5 Charitable Donations You Didn’t Know Were Tax-Deductible
You already know that cash donations to a qualified charity (i.e., one that’s recognized by the IRS as tax-exempt) are tax-deductible. But that’s not the only way your act of generosity can work in your favor this April. Here, five surprising charitable contributions that you can claim on your tax return.
Non-Cash Donations to a Qualified Charity
Did you give clothing, toys or furniture to your local Goodwill or Salvation Army last year? In the same way that you’re allowed to deduct cash donations, you can also take a deduction when you donate goods to a qualified charity. Just remember that in order to take that deduction, you’ll need an itemized receipt listing exactly what you gave away.
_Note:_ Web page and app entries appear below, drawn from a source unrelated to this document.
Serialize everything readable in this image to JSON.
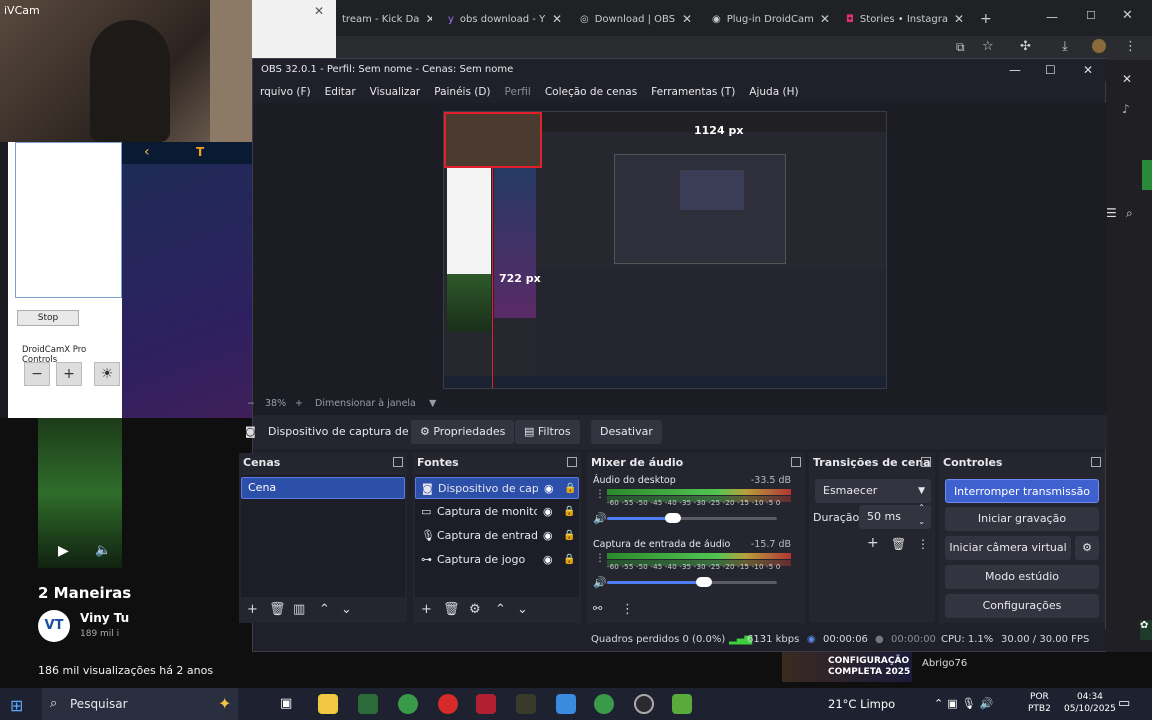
{
  "webcam": {
    "title": "iVCam"
  },
  "browser": {
    "tabs": [
      {
        "label": "tream - Kick Da"
      },
      {
        "label": "obs download - Y"
      },
      {
        "label": "Download | OBS"
      },
      {
        "label": "Plug-in DroidCam"
      },
      {
        "label": "Stories • Instagra"
      }
    ],
    "new_tab": "+"
  },
  "droidcam": {
    "stop_label": "Stop",
    "controls_label": "DroidCamX Pro Controls"
  },
  "youtube": {
    "video_title": "2 Maneiras",
    "channel": "Viny Tu",
    "avatar_text": "VT",
    "subs": "189 mil i",
    "views": "186 mil visualizações há 2 anos",
    "comment_author": "Abrigo76",
    "promo": "CONFIGURAÇÃO COMPLETA 2025"
  },
  "obs": {
    "title": "OBS 32.0.1 - Perfil: Sem nome - Cenas: Sem nome",
    "menu": [
      "rquivo (F)",
      "Editar",
      "Visualizar",
      "Painéis (D)",
      "Perfil",
      "Coleção de cenas",
      "Ferramentas (T)",
      "Ajuda (H)"
    ],
    "preview": {
      "width_label": "1124 px",
      "height_label": "722 px"
    },
    "zoom": {
      "minus": "−",
      "value": "38%",
      "plus": "+",
      "fit": "Dimensionar à janela"
    },
    "source_toolbar": {
      "source_name": "Dispositivo de captura de v",
      "properties": "Propriedades",
      "filters": "Filtros",
      "deactivate": "Desativar"
    },
    "scenes": {
      "title": "Cenas",
      "items": [
        "Cena"
      ]
    },
    "sources": {
      "title": "Fontes",
      "items": [
        {
          "label": "Dispositivo de captu",
          "icon": "camera-icon"
        },
        {
          "label": "Captura de monitor",
          "icon": "monitor-icon"
        },
        {
          "label": "Captura de entrada",
          "icon": "microphone-icon"
        },
        {
          "label": "Captura de jogo",
          "icon": "gamepad-icon"
        }
      ]
    },
    "mixer": {
      "title": "Mixer de áudio",
      "channels": [
        {
          "name": "Áudio do desktop",
          "db": "-33.5 dB",
          "volume": 0.39
        },
        {
          "name": "Captura de entrada de áudio",
          "db": "-15.7 dB",
          "volume": 0.57
        }
      ],
      "scale": "-60 -55 -50 -45 -40 -35 -30 -25 -20 -15 -10 -5 0"
    },
    "transitions": {
      "title": "Transições de cena",
      "selected": "Esmaecer",
      "duration_label": "Duração",
      "duration_value": "50 ms"
    },
    "controls": {
      "title": "Controles",
      "buttons": [
        "Interromper transmissão",
        "Iniciar gravação",
        "Iniciar câmera virtual",
        "Modo estúdio",
        "Configurações"
      ]
    },
    "status": {
      "dropped": "Quadros perdidos 0 (0.0%)",
      "bitrate": "6131 kbps",
      "stream_time": "00:00:06",
      "rec_time": "00:00:00",
      "cpu": "CPU: 1.1%",
      "fps": "30.00 / 30.00 FPS"
    }
  },
  "taskbar": {
    "search": "Pesquisar",
    "weather": "21°C  Limpo",
    "lang1": "POR",
    "lang2": "PTB2",
    "time": "04:34",
    "date": "05/10/2025"
  },
  "colors": {
    "accent": "#3f61cf",
    "meter_green": "#52c552",
    "obs_bg": "#1f2029",
    "selection_red": "#e0212b"
  }
}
And you can only deduct the fair market value of those items, meaning the amount that they’d sell for in their current condition (that armchair might have cost you $200 when you bought it, but after a few years of wear and tear, it’s probably worth closer to $50).
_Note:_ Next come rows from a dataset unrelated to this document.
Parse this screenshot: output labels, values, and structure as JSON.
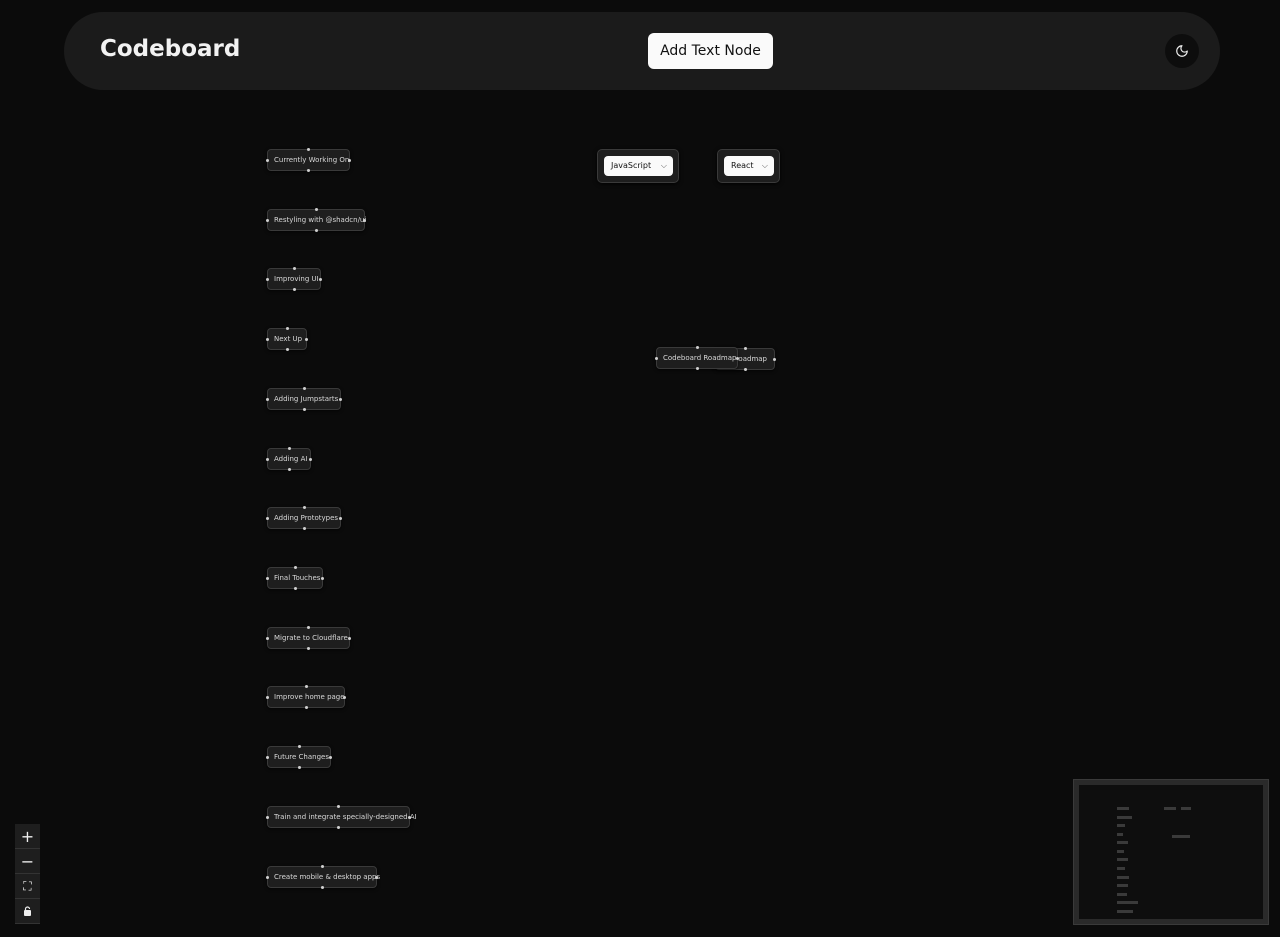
{
  "header": {
    "brand": "Codeboard",
    "add_text_node_label": "Add Text Node",
    "theme_icon": "moon-icon"
  },
  "nodes": [
    "Currently Working On",
    "Restyling with @shadcn/ui",
    "Improving UI",
    "Next Up",
    "Adding Jumpstarts",
    "Adding AI",
    "Adding Prototypes",
    "Final Touches",
    "Migrate to Cloudflare",
    "Improve home page",
    "Future Changes",
    "Train and integrate specially-designed AI",
    "Create mobile & desktop apps"
  ],
  "selects": {
    "language": "JavaScript",
    "framework": "React"
  },
  "roadmap": {
    "front_label": "Codeboard Roadmap",
    "back_label": "Roadmap"
  },
  "controls": {
    "zoom_in": "+",
    "zoom_out": "−",
    "fit_view": "⛶",
    "lock_icon": "lock-icon"
  },
  "colors": {
    "background": "#0b0b0b",
    "header": "#1b1b1b",
    "node": "#1e1e1e",
    "button": "#fafafa"
  }
}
A lot of companies offer employees the opportunity to make charitable donations through their payroll. And while you may have felt pretty good about your donation back when you started, chances are you’ve kind of forgotten that these get taken out of your paycheck every month. To take this deduction, you’ll need to submit a pledge card showing the name of the charity and a pay stub or W-2 showing the total amount withheld—documents that your HR department should have on hand.
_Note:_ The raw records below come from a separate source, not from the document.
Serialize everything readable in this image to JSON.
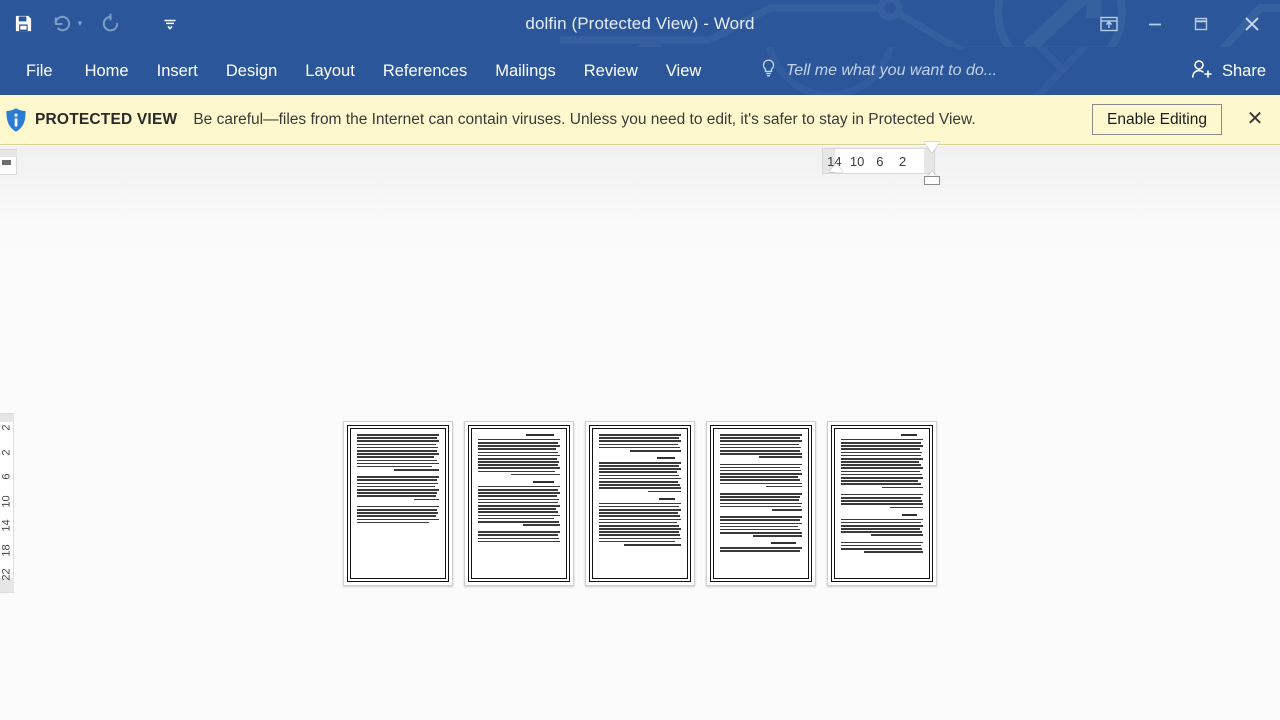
{
  "window": {
    "title": "dolfin (Protected View) - Word",
    "accent_color": "#2b579a",
    "controls": {
      "ribbon_display_options": "ribbon-display-options",
      "minimize": "minimize",
      "restore": "restore",
      "close": "close"
    }
  },
  "quick_access": {
    "save": "Save",
    "undo": "Undo",
    "undo_dropdown": "Undo options",
    "redo": "Redo",
    "customize": "Customize Quick Access Toolbar"
  },
  "ribbon": {
    "tabs": [
      {
        "label": "File"
      },
      {
        "label": "Home"
      },
      {
        "label": "Insert"
      },
      {
        "label": "Design"
      },
      {
        "label": "Layout"
      },
      {
        "label": "References"
      },
      {
        "label": "Mailings"
      },
      {
        "label": "Review"
      },
      {
        "label": "View"
      }
    ],
    "tell_me": "Tell me what you want to do...",
    "share": "Share"
  },
  "protected_view": {
    "label": "PROTECTED VIEW",
    "message": "Be careful—files from the Internet can contain viruses. Unless you need to edit, it's safer to stay in Protected View.",
    "enable_button": "Enable Editing",
    "close_button": "✕",
    "background_color": "#fdf8cd"
  },
  "rulers": {
    "horizontal_numbers": [
      "14",
      "10",
      "6",
      "2"
    ],
    "vertical_numbers": [
      "2",
      "2",
      "6",
      "10",
      "14",
      "18",
      "22"
    ]
  },
  "document": {
    "page_count": 5,
    "pages": [
      {
        "name": "page-1"
      },
      {
        "name": "page-2"
      },
      {
        "name": "page-3"
      },
      {
        "name": "page-4"
      },
      {
        "name": "page-5"
      }
    ]
  }
}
Expenses Related to Volunteering
While the IRS doesn’t allow you to deduct the value of your time, most of the out-of-pocket expenses related to volunteering are indeed deductible—as long as you were not reimbursed for them or they’re considered personal in nature (your Uber ride to a charity gala, for example, doesn’t qualify). Some of these expenses might include: transportation costs (including parking fees, gas mileage and tolls), uniforms or other clothing worn as part of your volunteering, and supplies used for your charitable service (like the cost of ingredients for that big pot of chili you brought to your local soup kitchen). Heck, you may even be able to deduct the cost of a babysitter if you paid them to watch your kids while you volunteered. Like with other donations, you’ll need to keep accurate records and documentation in order to claim these expenses on your return.
Ingredients for Your Local Bake Sale
Did you whip up a mean batch of brownies for a charity fund-raiser? You may be able to deduct the cost of the ingredients, says Lisa Greene-Lewis, a CPA and tax expert at TurboTax. Just make sure to save the grocery-store receipts so that you can itemize the costs in the unlikely case of an audit.
Donations to Religious Organizations
That includes churches, synagogues, temples and mosques. But again, in order to deduct your donation, you’ll need a record of it.